DATA TO EXAMINE:
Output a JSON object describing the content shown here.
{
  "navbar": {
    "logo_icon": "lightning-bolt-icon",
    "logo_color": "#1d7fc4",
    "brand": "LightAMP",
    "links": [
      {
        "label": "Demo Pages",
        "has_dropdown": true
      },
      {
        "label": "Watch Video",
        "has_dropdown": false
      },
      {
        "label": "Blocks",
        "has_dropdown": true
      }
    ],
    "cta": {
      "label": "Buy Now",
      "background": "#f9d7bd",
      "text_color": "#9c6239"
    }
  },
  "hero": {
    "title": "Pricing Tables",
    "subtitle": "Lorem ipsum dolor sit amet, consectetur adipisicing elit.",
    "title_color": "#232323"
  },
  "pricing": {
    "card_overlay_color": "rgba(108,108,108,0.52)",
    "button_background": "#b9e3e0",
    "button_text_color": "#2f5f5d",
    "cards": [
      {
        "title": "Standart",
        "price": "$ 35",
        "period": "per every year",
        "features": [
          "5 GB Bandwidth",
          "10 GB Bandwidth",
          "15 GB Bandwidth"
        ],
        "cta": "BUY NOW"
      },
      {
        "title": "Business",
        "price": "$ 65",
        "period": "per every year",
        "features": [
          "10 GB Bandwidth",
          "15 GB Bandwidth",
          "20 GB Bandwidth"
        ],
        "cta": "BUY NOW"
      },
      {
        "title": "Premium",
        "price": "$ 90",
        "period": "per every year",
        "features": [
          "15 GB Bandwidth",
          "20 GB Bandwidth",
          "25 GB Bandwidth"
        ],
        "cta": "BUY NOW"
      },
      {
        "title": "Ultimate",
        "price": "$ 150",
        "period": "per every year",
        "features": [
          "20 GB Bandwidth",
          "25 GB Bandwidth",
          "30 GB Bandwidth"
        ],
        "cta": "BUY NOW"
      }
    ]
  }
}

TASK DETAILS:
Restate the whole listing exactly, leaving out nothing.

EXERCISE OUTPUT:
Output a JSON object describing the content shown here.
{
  "navbar": {
    "logo_icon": "lightning-bolt-icon",
    "logo_color": "#1d7fc4",
    "brand": "LightAMP",
    "links": [
      {
        "label": "Demo Pages",
        "has_dropdown": true
      },
      {
        "label": "Watch Video",
        "has_dropdown": false
      },
      {
        "label": "Blocks",
        "has_dropdown": true
      }
    ],
    "cta": {
      "label": "Buy Now",
      "background": "#f9d7bd",
      "text_color": "#9c6239"
    }
  },
  "hero": {
    "title": "Pricing Tables",
    "subtitle": "Lorem ipsum dolor sit amet, consectetur adipisicing elit.",
    "title_color": "#232323"
  },
  "pricing": {
    "card_overlay_color": "rgba(108,108,108,0.52)",
    "button_background": "#b9e3e0",
    "button_text_color": "#2f5f5d",
    "cards": [
      {
        "title": "Standart",
        "price": "$ 35",
        "period": "per every year",
        "features": [
          "5 GB Bandwidth",
          "10 GB Bandwidth",
          "15 GB Bandwidth"
        ],
        "cta": "BUY NOW"
      },
      {
        "title": "Business",
        "price": "$ 65",
        "period": "per every year",
        "features": [
          "10 GB Bandwidth",
          "15 GB Bandwidth",
          "20 GB Bandwidth"
        ],
        "cta": "BUY NOW"
      },
      {
        "title": "Premium",
        "price": "$ 90",
        "period": "per every year",
        "features": [
          "15 GB Bandwidth",
          "20 GB Bandwidth",
          "25 GB Bandwidth"
        ],
        "cta": "BUY NOW"
      },
      {
        "title": "Ultimate",
        "price": "$ 150",
        "period": "per every year",
        "features": [
          "20 GB Bandwidth",
          "25 GB Bandwidth",
          "30 GB Bandwidth"
        ],
        "cta": "BUY NOW"
      }
    ]
  }
}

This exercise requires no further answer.